Much of Wander / Wonder, out August 30, sounds as if it had been recorded in the same cave where this picture was taken. Alec Koone, the 20-year-old Ithaca college student behind Balam Acab, has created a work that sounds dripping-wet from start to finish, with samples of splashing and sloshing swishing throughout. Like the tracks on his debut EP, See Birds, the songs on Wander / Wander are set atop slow tempos, with percussion used sparingly to create stretched-out breakbeats that provide a loose skeleton for the rest of his reverb-laden sounds to dance around. "Welcome" opens with a loop of submerged bubbles and a steadily rising, grainy-sounding pulse, before a rustled clap echoes through a tape delay. A forlorn falsetto voice drifts in, establishing a vibe that's vaguely creepy but stops short of melancholic. This mood holds consistently throughout the eight-song collection, though tweaks in energy ebb and flow with the flood of low-end sounds.

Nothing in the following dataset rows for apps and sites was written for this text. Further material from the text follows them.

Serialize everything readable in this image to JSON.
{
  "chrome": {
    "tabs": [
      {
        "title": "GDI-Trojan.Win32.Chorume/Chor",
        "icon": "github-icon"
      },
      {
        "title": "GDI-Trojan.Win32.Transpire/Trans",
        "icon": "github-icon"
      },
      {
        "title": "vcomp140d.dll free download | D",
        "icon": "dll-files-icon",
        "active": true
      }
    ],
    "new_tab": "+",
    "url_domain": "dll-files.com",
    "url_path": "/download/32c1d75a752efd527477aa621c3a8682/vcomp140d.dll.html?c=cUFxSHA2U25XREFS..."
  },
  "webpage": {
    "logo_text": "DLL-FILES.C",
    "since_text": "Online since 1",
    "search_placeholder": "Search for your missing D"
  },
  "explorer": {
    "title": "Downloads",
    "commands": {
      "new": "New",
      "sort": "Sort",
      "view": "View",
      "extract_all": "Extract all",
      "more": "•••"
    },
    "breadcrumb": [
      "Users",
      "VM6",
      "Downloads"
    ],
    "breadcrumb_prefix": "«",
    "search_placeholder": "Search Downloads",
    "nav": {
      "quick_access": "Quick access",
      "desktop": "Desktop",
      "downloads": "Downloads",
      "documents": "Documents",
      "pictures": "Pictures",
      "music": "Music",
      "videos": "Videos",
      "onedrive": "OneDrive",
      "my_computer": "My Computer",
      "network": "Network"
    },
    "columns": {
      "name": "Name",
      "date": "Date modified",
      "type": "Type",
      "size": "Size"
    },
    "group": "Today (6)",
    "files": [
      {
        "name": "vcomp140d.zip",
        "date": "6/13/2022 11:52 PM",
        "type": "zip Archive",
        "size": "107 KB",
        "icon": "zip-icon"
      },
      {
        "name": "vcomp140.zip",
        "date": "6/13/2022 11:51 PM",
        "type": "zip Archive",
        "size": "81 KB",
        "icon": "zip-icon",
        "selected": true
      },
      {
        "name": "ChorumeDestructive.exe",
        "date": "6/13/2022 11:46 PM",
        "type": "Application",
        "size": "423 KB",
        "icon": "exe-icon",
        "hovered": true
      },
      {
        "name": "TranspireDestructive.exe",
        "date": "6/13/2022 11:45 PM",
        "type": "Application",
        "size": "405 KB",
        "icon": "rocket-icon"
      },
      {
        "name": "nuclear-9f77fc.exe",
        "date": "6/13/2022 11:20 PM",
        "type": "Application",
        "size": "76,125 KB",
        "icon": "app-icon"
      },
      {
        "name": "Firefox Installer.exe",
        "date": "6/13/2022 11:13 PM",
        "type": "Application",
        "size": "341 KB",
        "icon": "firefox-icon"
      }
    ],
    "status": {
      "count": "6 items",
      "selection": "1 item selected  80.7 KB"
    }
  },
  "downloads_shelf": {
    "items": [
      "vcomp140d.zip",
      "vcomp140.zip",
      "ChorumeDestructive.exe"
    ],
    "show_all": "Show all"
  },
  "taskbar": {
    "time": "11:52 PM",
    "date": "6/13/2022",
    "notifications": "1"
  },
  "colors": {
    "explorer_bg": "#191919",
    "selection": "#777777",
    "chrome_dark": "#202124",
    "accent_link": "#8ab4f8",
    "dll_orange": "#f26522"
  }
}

In a statement to the press, Koone was recently quoted saying that Wander / Wonder "is an open-ended album, and I think individuals should make their own meaning of it so that it is something actually real to them." That's likely why so much of this music is shrouded in darkness. The layering of audio effects keeps the album's sounds hidden behind a veil, as if they're being played in a dream by an ever-shifting, permanently anonymous source. Koone's vocals, for example, are processed in such a way that they seem to have been recorded from far away in huge underground spaces, always detached and elusive. They rarely ring out clearly enough to be fully comprehensible, so listeners can draw their own meanings from the voice around the bend.